There also continue to be polls that ask Americans about their support for an inaccurately described amnesty. A writer for Politico authored an article on a poll conducted by the American Action Network, a pro-amnesty group that has spent more than $750,000 in ad buys on promoting the Senate bill, including one deceptive ad analyzed here. The Politico article did not challenge the poll's findings even though the questions asked of respondents included a reference to paying "current and back taxes". In other words, the pollster asked for a response to a hypothetical immigration bill that does not exist and will never exist under this Congress. Yet the findings are being used by advocates and lazy journalists to promote the current amnesty bill — one that differs greatly from the type of bill respondents had in mind.
An interesting column in the Wall Street Journal found that immigration surveys seem to be including this back taxes language (and other problematic language) as part of an effort to get results that show support for amnesty.
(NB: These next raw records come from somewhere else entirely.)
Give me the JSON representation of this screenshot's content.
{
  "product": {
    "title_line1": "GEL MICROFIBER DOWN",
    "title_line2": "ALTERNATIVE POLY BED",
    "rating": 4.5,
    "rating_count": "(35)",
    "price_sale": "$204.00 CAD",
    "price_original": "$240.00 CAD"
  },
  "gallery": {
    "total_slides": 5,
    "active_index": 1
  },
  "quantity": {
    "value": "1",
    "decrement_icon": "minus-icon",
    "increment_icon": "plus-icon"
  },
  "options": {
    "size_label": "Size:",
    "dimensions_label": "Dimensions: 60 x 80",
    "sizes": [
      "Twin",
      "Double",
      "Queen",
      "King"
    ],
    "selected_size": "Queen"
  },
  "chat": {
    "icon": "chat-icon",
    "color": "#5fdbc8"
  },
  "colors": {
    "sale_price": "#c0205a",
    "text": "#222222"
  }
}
As the Journal's Dante Chinni explained:
More than 50 percent of Democrats and Republicans, young and old, wealthy and poor, urban and suburban, white and nonwhite, support an immigration overhaul that provides a pathway to citizenship — as long as illegal immigrants "pay a fine, any back taxes, pass a security background check, and take other required steps."
Those 16 words, it turns out, are crucial to support for the bill. A separate question in the poll asked about a 'pathway to citizenship' without those conditions — and saw support plummet.
Put another way, including language about provisions that don't really exist in the Senate bill is helpful in creating polls that seem to show support for the Senate bill. Many of these polls are problematic not just because of the back taxes language, but also because they leave much to the imagination of the respondent. Respondents are obviously going to have different interpretations on what "take other required steps" means. It's a sly pollster's way of allowing respondents to "fill in the blank" with whatever they feel is necessary to get to "yes". And while it would be more accurate to describe the "pay a fine" provision as a "pay a fine that can be waived" provision, no pollsters seem to be that honest with their respondents. For an analysis of why many of the polled provisions are problematic, from "learn English" to "pass a background check", see our analysis here: "Five Myths about Amnesty for Illegal Immigrants in Senate Bill".
It would be nice if reporters and pollsters were a little more careful with how they describe the immigration bill currently before Congress.